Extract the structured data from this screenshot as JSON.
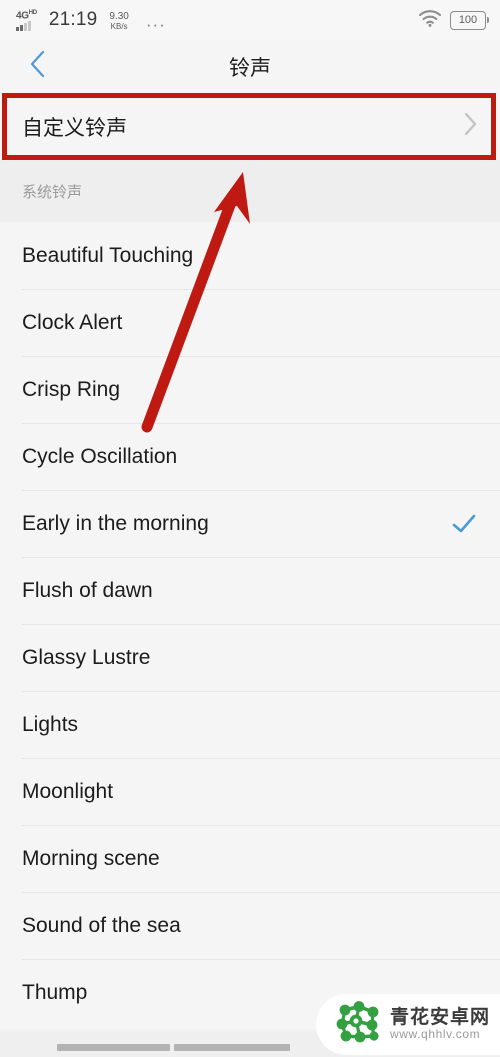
{
  "status_bar": {
    "network_type": "4G",
    "network_suffix": "HD",
    "time": "21:19",
    "net_speed_value": "9.30",
    "net_speed_unit": "KB/s",
    "overflow_dots": "···",
    "wifi_icon": "wifi-icon",
    "battery_level": "100"
  },
  "title_bar": {
    "back_icon": "back-chevron-icon",
    "title": "铃声"
  },
  "custom_row": {
    "label": "自定义铃声",
    "chevron_icon": "chevron-right-icon",
    "highlight_color": "#bf1a12"
  },
  "section": {
    "header": "系统铃声"
  },
  "ringtones": [
    {
      "name": "Beautiful Touching",
      "selected": false
    },
    {
      "name": "Clock Alert",
      "selected": false
    },
    {
      "name": "Crisp Ring",
      "selected": false
    },
    {
      "name": "Cycle Oscillation",
      "selected": false
    },
    {
      "name": "Early in the morning",
      "selected": true
    },
    {
      "name": "Flush of dawn",
      "selected": false
    },
    {
      "name": "Glassy Lustre",
      "selected": false
    },
    {
      "name": "Lights",
      "selected": false
    },
    {
      "name": "Moonlight",
      "selected": false
    },
    {
      "name": "Morning scene",
      "selected": false
    },
    {
      "name": "Sound of the sea",
      "selected": false
    },
    {
      "name": "Thump",
      "selected": false
    }
  ],
  "selection": {
    "check_icon": "check-icon",
    "check_color": "#4c9ad4"
  },
  "annotation": {
    "arrow_icon": "red-arrow-icon",
    "arrow_color": "#bf1a12"
  },
  "watermark": {
    "logo_icon": "molecule-logo-icon",
    "site_name": "青花安卓网",
    "site_url": "www.qhhlv.com",
    "logo_color": "#35a042"
  },
  "nav_bar": {
    "left_pill": "nav-pill-left",
    "right_pill": "nav-pill-right"
  }
}
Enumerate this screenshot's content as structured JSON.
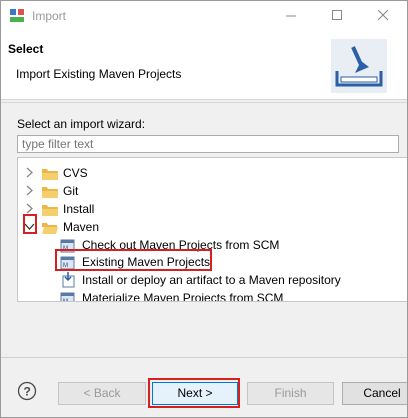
{
  "window": {
    "title": "Import"
  },
  "header": {
    "title": "Select",
    "description": "Import Existing Maven Projects"
  },
  "wizard": {
    "label": "Select an import wizard:",
    "filter_placeholder": "type filter text",
    "tree": [
      {
        "label": "CVS",
        "type": "folder",
        "expanded": false
      },
      {
        "label": "Git",
        "type": "folder",
        "expanded": false
      },
      {
        "label": "Install",
        "type": "folder",
        "expanded": false
      },
      {
        "label": "Maven",
        "type": "folder",
        "expanded": true
      },
      {
        "label": "Check out Maven Projects from SCM",
        "type": "wizard"
      },
      {
        "label": "Existing Maven Projects",
        "type": "wizard",
        "selected": true
      },
      {
        "label": "Install or deploy an artifact to a Maven repository",
        "type": "wizard"
      },
      {
        "label": "Materialize Maven Projects from SCM",
        "type": "wizard"
      }
    ]
  },
  "buttons": {
    "back": "< Back",
    "next": "Next >",
    "finish": "Finish",
    "cancel": "Cancel"
  },
  "icons": {
    "app": "eclipse-import-icon",
    "help": "help-icon",
    "banner": "import-wizard-banner-icon",
    "folder": "folder-icon",
    "wizard": "maven-project-icon"
  },
  "colors": {
    "highlight": "#d62020",
    "folder": "#e8b84a",
    "accent": "#0078d7"
  }
}
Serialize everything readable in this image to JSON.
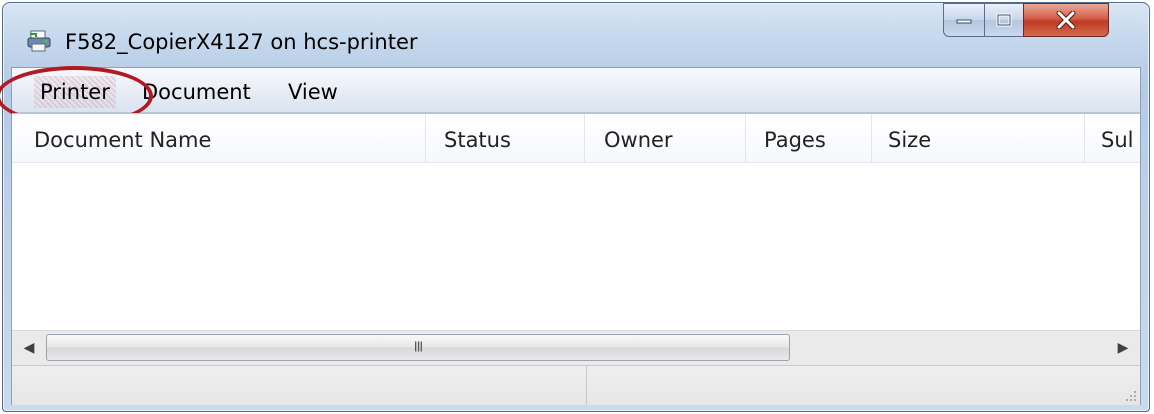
{
  "window": {
    "title": "F582_CopierX4127 on hcs-printer",
    "icons": {
      "app": "printer-icon",
      "minimize": "minimize-icon",
      "maximize": "maximize-icon",
      "close": "close-icon"
    }
  },
  "menu": {
    "items": [
      {
        "label": "Printer",
        "highlighted": true
      },
      {
        "label": "Document"
      },
      {
        "label": "View"
      }
    ],
    "highlight_color": "#b11a22"
  },
  "columns": [
    "Document Name",
    "Status",
    "Owner",
    "Pages",
    "Size",
    "Sul"
  ],
  "rows": [],
  "scrollbar": {
    "left_icon": "scroll-left-icon",
    "right_icon": "scroll-right-icon",
    "grip": "III"
  },
  "status": {
    "pane1": "",
    "pane2": ""
  }
}
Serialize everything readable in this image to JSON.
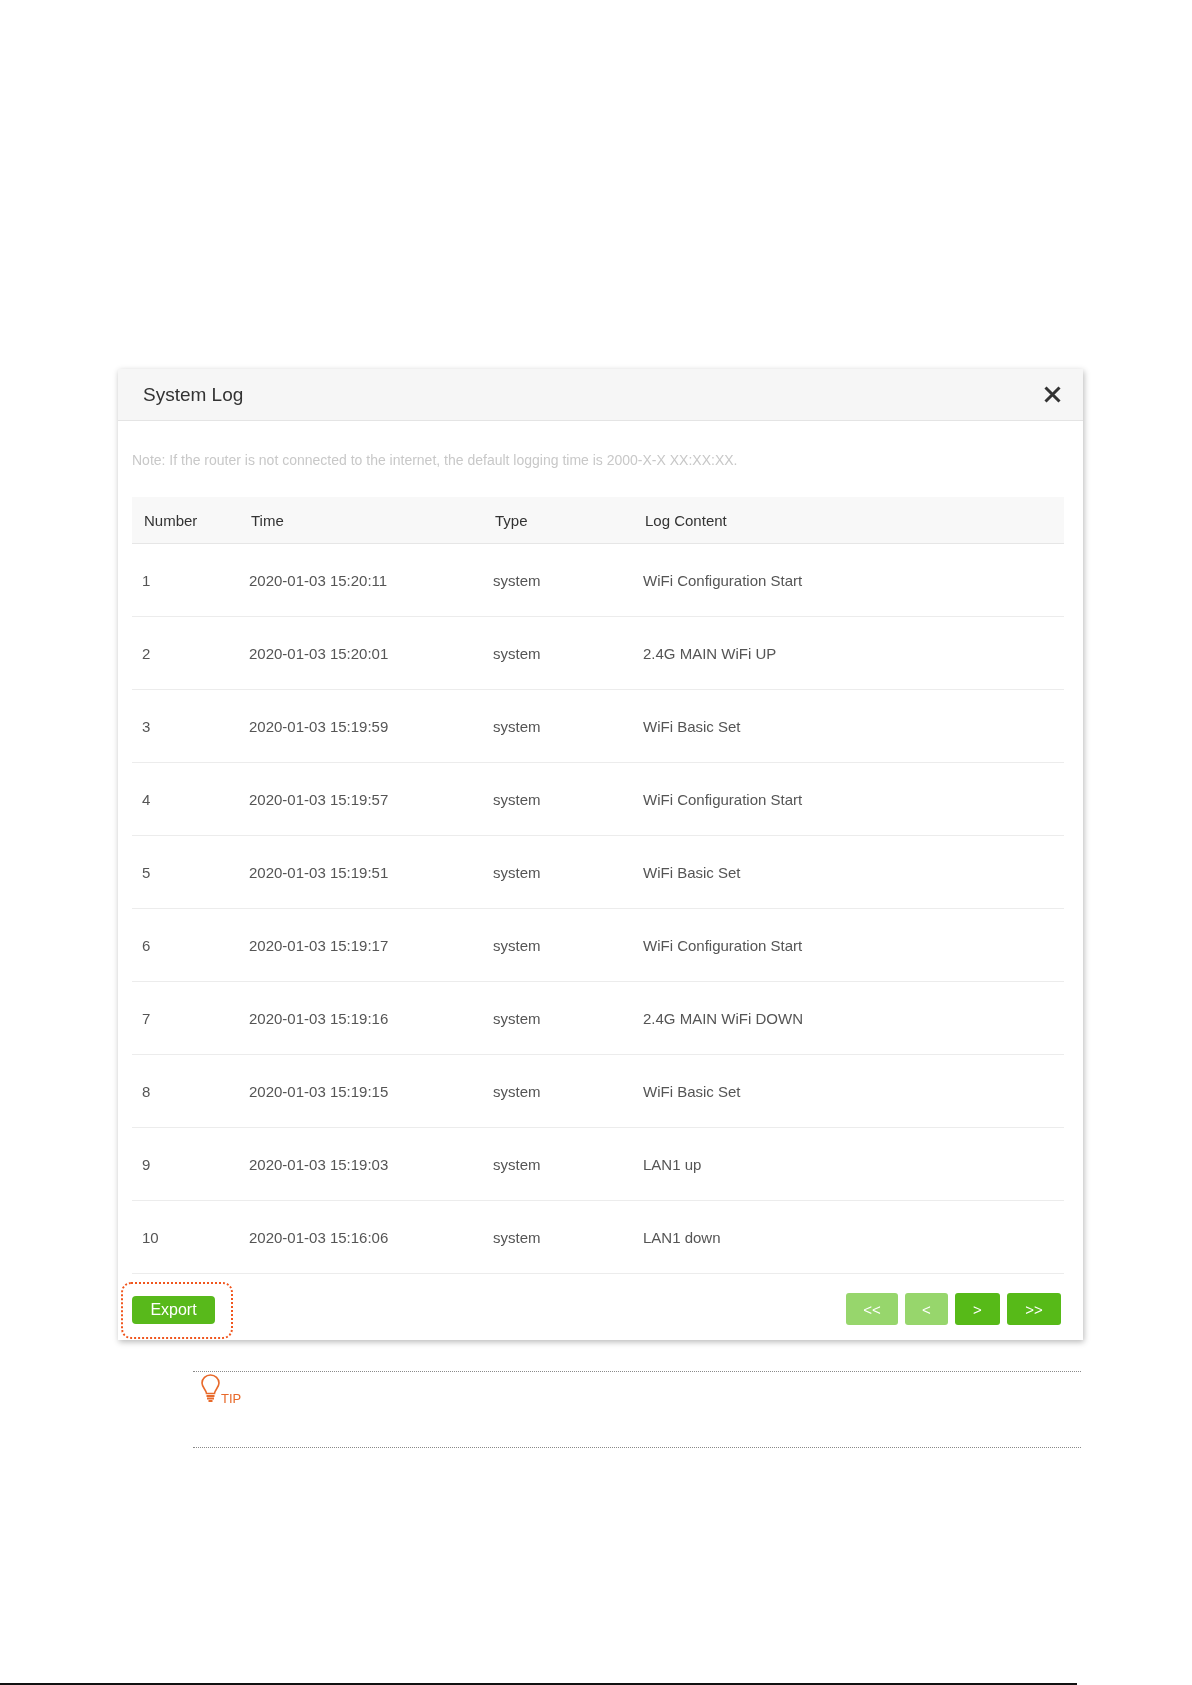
{
  "dialog": {
    "title": "System Log",
    "note": "Note: If the router is not connected to the internet, the default logging time is 2000-X-X XX:XX:XX.",
    "table": {
      "columns": [
        "Number",
        "Time",
        "Type",
        "Log Content"
      ],
      "rows": [
        {
          "number": "1",
          "time": "2020-01-03 15:20:11",
          "type": "system",
          "log_content": "WiFi Configuration Start"
        },
        {
          "number": "2",
          "time": "2020-01-03 15:20:01",
          "type": "system",
          "log_content": "2.4G MAIN WiFi UP"
        },
        {
          "number": "3",
          "time": "2020-01-03 15:19:59",
          "type": "system",
          "log_content": "WiFi Basic Set"
        },
        {
          "number": "4",
          "time": "2020-01-03 15:19:57",
          "type": "system",
          "log_content": "WiFi Configuration Start"
        },
        {
          "number": "5",
          "time": "2020-01-03 15:19:51",
          "type": "system",
          "log_content": "WiFi Basic Set"
        },
        {
          "number": "6",
          "time": "2020-01-03 15:19:17",
          "type": "system",
          "log_content": "WiFi Configuration Start"
        },
        {
          "number": "7",
          "time": "2020-01-03 15:19:16",
          "type": "system",
          "log_content": "2.4G MAIN WiFi DOWN"
        },
        {
          "number": "8",
          "time": "2020-01-03 15:19:15",
          "type": "system",
          "log_content": "WiFi Basic Set"
        },
        {
          "number": "9",
          "time": "2020-01-03 15:19:03",
          "type": "system",
          "log_content": "LAN1 up"
        },
        {
          "number": "10",
          "time": "2020-01-03 15:16:06",
          "type": "system",
          "log_content": "LAN1 down"
        }
      ]
    },
    "export_button": {
      "label": "Export",
      "highlighted": true
    },
    "pagination": [
      {
        "label": "<<",
        "disabled": true
      },
      {
        "label": "<",
        "disabled": true
      },
      {
        "label": ">",
        "disabled": false
      },
      {
        "label": ">>",
        "disabled": false
      }
    ]
  },
  "tip": {
    "label": "TIP"
  }
}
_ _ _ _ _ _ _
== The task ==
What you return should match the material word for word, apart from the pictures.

== Solution ==
Extract the structured data from this screenshot as JSON.
{
  "status_bar": {
    "network_type": "4G",
    "network_suffix": "HD",
    "time": "21:19",
    "net_speed_value": "9.30",
    "net_speed_unit": "KB/s",
    "overflow_dots": "···",
    "wifi_icon": "wifi-icon",
    "battery_level": "100"
  },
  "title_bar": {
    "back_icon": "back-chevron-icon",
    "title": "铃声"
  },
  "custom_row": {
    "label": "自定义铃声",
    "chevron_icon": "chevron-right-icon",
    "highlight_color": "#bf1a12"
  },
  "section": {
    "header": "系统铃声"
  },
  "ringtones": [
    {
      "name": "Beautiful Touching",
      "selected": false
    },
    {
      "name": "Clock Alert",
      "selected": false
    },
    {
      "name": "Crisp Ring",
      "selected": false
    },
    {
      "name": "Cycle Oscillation",
      "selected": false
    },
    {
      "name": "Early in the morning",
      "selected": true
    },
    {
      "name": "Flush of dawn",
      "selected": false
    },
    {
      "name": "Glassy Lustre",
      "selected": false
    },
    {
      "name": "Lights",
      "selected": false
    },
    {
      "name": "Moonlight",
      "selected": false
    },
    {
      "name": "Morning scene",
      "selected": false
    },
    {
      "name": "Sound of the sea",
      "selected": false
    },
    {
      "name": "Thump",
      "selected": false
    }
  ],
  "selection": {
    "check_icon": "check-icon",
    "check_color": "#4c9ad4"
  },
  "annotation": {
    "arrow_icon": "red-arrow-icon",
    "arrow_color": "#bf1a12"
  },
  "watermark": {
    "logo_icon": "molecule-logo-icon",
    "site_name": "青花安卓网",
    "site_url": "www.qhhlv.com",
    "logo_color": "#35a042"
  },
  "nav_bar": {
    "left_pill": "nav-pill-left",
    "right_pill": "nav-pill-right"
  }
}
Enumerate this screenshot's content as structured JSON.
{
  "window": {
    "title": "Import"
  },
  "header": {
    "title": "Select",
    "description": "Import Existing Maven Projects"
  },
  "wizard": {
    "label": "Select an import wizard:",
    "filter_placeholder": "type filter text",
    "tree": [
      {
        "label": "CVS",
        "type": "folder",
        "expanded": false
      },
      {
        "label": "Git",
        "type": "folder",
        "expanded": false
      },
      {
        "label": "Install",
        "type": "folder",
        "expanded": false
      },
      {
        "label": "Maven",
        "type": "folder",
        "expanded": true
      },
      {
        "label": "Check out Maven Projects from SCM",
        "type": "wizard"
      },
      {
        "label": "Existing Maven Projects",
        "type": "wizard",
        "selected": true
      },
      {
        "label": "Install or deploy an artifact to a Maven repository",
        "type": "wizard"
      },
      {
        "label": "Materialize Maven Projects from SCM",
        "type": "wizard"
      }
    ]
  },
  "buttons": {
    "back": "< Back",
    "next": "Next >",
    "finish": "Finish",
    "cancel": "Cancel"
  },
  "icons": {
    "app": "eclipse-import-icon",
    "help": "help-icon",
    "banner": "import-wizard-banner-icon",
    "folder": "folder-icon",
    "wizard": "maven-project-icon"
  },
  "colors": {
    "highlight": "#d62020",
    "folder": "#e8b84a",
    "accent": "#0078d7"
  }
}
Serialize everything readable in this image to JSON.
{
  "window": {
    "title": "F582_CopierX4127 on hcs-printer",
    "icons": {
      "app": "printer-icon",
      "minimize": "minimize-icon",
      "maximize": "maximize-icon",
      "close": "close-icon"
    }
  },
  "menu": {
    "items": [
      {
        "label": "Printer",
        "highlighted": true
      },
      {
        "label": "Document"
      },
      {
        "label": "View"
      }
    ],
    "highlight_color": "#b11a22"
  },
  "columns": [
    "Document Name",
    "Status",
    "Owner",
    "Pages",
    "Size",
    "Sul"
  ],
  "rows": [],
  "scrollbar": {
    "left_icon": "scroll-left-icon",
    "right_icon": "scroll-right-icon",
    "grip": "III"
  },
  "status": {
    "pane1": "",
    "pane2": ""
  }
}
Serialize everything readable in this image to JSON.
{
  "dialog": {
    "title": "System Log",
    "note": "Note: If the router is not connected to the internet, the default logging time is 2000-X-X XX:XX:XX.",
    "table": {
      "columns": [
        "Number",
        "Time",
        "Type",
        "Log Content"
      ],
      "rows": [
        {
          "number": "1",
          "time": "2020-01-03 15:20:11",
          "type": "system",
          "log_content": "WiFi Configuration Start"
        },
        {
          "number": "2",
          "time": "2020-01-03 15:20:01",
          "type": "system",
          "log_content": "2.4G MAIN WiFi UP"
        },
        {
          "number": "3",
          "time": "2020-01-03 15:19:59",
          "type": "system",
          "log_content": "WiFi Basic Set"
        },
        {
          "number": "4",
          "time": "2020-01-03 15:19:57",
          "type": "system",
          "log_content": "WiFi Configuration Start"
        },
        {
          "number": "5",
          "time": "2020-01-03 15:19:51",
          "type": "system",
          "log_content": "WiFi Basic Set"
        },
        {
          "number": "6",
          "time": "2020-01-03 15:19:17",
          "type": "system",
          "log_content": "WiFi Configuration Start"
        },
        {
          "number": "7",
          "time": "2020-01-03 15:19:16",
          "type": "system",
          "log_content": "2.4G MAIN WiFi DOWN"
        },
        {
          "number": "8",
          "time": "2020-01-03 15:19:15",
          "type": "system",
          "log_content": "WiFi Basic Set"
        },
        {
          "number": "9",
          "time": "2020-01-03 15:19:03",
          "type": "system",
          "log_content": "LAN1 up"
        },
        {
          "number": "10",
          "time": "2020-01-03 15:16:06",
          "type": "system",
          "log_content": "LAN1 down"
        }
      ]
    },
    "export_button": {
      "label": "Export",
      "highlighted": true
    },
    "pagination": [
      {
        "label": "<<",
        "disabled": true
      },
      {
        "label": "<",
        "disabled": true
      },
      {
        "label": ">",
        "disabled": false
      },
      {
        "label": ">>",
        "disabled": false
      }
    ]
  },
  "tip": {
    "label": "TIP"
  }
}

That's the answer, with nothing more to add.